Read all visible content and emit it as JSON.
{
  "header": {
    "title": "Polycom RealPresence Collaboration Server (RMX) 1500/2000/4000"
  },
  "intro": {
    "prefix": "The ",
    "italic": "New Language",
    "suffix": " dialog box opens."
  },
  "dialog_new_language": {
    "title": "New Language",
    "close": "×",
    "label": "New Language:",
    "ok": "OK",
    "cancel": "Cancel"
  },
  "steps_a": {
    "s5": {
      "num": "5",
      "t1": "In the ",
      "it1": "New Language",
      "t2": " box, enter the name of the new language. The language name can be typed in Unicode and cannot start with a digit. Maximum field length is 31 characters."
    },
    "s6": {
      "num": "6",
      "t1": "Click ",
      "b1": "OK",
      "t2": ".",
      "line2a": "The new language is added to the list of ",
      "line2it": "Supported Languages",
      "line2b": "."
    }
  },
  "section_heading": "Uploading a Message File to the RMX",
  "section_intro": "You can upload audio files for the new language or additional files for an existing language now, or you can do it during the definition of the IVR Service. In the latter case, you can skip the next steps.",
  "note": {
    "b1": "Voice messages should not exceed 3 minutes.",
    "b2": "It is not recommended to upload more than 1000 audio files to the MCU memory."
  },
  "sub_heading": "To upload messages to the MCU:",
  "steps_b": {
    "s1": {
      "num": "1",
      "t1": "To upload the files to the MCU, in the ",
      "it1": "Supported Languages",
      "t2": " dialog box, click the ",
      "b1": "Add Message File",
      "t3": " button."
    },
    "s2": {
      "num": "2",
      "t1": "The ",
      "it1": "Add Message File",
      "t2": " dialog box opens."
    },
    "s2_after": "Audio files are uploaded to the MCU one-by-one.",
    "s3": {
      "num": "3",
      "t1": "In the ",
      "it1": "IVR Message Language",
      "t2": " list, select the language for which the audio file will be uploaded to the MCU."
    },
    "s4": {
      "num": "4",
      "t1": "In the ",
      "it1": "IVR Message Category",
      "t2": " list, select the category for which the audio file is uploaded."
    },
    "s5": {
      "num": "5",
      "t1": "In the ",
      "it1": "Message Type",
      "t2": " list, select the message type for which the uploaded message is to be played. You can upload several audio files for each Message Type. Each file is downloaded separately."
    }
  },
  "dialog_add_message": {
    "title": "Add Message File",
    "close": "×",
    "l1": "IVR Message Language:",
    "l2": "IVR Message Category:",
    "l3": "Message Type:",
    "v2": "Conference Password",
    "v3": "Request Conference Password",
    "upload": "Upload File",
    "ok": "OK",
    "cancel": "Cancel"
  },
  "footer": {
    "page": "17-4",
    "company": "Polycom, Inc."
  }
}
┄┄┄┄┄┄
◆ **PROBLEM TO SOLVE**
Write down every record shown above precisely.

◆ **REPLY TO THE EXERCISE**
Read all visible content and emit it as JSON.
{
  "header": {
    "title": "Polycom RealPresence Collaboration Server (RMX) 1500/2000/4000"
  },
  "intro": {
    "prefix": "The ",
    "italic": "New Language",
    "suffix": " dialog box opens."
  },
  "dialog_new_language": {
    "title": "New Language",
    "close": "×",
    "label": "New Language:",
    "ok": "OK",
    "cancel": "Cancel"
  },
  "steps_a": {
    "s5": {
      "num": "5",
      "t1": "In the ",
      "it1": "New Language",
      "t2": " box, enter the name of the new language. The language name can be typed in Unicode and cannot start with a digit. Maximum field length is 31 characters."
    },
    "s6": {
      "num": "6",
      "t1": "Click ",
      "b1": "OK",
      "t2": ".",
      "line2a": "The new language is added to the list of ",
      "line2it": "Supported Languages",
      "line2b": "."
    }
  },
  "section_heading": "Uploading a Message File to the RMX",
  "section_intro": "You can upload audio files for the new language or additional files for an existing language now, or you can do it during the definition of the IVR Service. In the latter case, you can skip the next steps.",
  "note": {
    "b1": "Voice messages should not exceed 3 minutes.",
    "b2": "It is not recommended to upload more than 1000 audio files to the MCU memory."
  },
  "sub_heading": "To upload messages to the MCU:",
  "steps_b": {
    "s1": {
      "num": "1",
      "t1": "To upload the files to the MCU, in the ",
      "it1": "Supported Languages",
      "t2": " dialog box, click the ",
      "b1": "Add Message File",
      "t3": " button."
    },
    "s2": {
      "num": "2",
      "t1": "The ",
      "it1": "Add Message File",
      "t2": " dialog box opens."
    },
    "s2_after": "Audio files are uploaded to the MCU one-by-one.",
    "s3": {
      "num": "3",
      "t1": "In the ",
      "it1": "IVR Message Language",
      "t2": " list, select the language for which the audio file will be uploaded to the MCU."
    },
    "s4": {
      "num": "4",
      "t1": "In the ",
      "it1": "IVR Message Category",
      "t2": " list, select the category for which the audio file is uploaded."
    },
    "s5": {
      "num": "5",
      "t1": "In the ",
      "it1": "Message Type",
      "t2": " list, select the message type for which the uploaded message is to be played. You can upload several audio files for each Message Type. Each file is downloaded separately."
    }
  },
  "dialog_add_message": {
    "title": "Add Message File",
    "close": "×",
    "l1": "IVR Message Language:",
    "l2": "IVR Message Category:",
    "l3": "Message Type:",
    "v2": "Conference Password",
    "v3": "Request Conference Password",
    "upload": "Upload File",
    "ok": "OK",
    "cancel": "Cancel"
  },
  "footer": {
    "page": "17-4",
    "company": "Polycom, Inc."
  }
}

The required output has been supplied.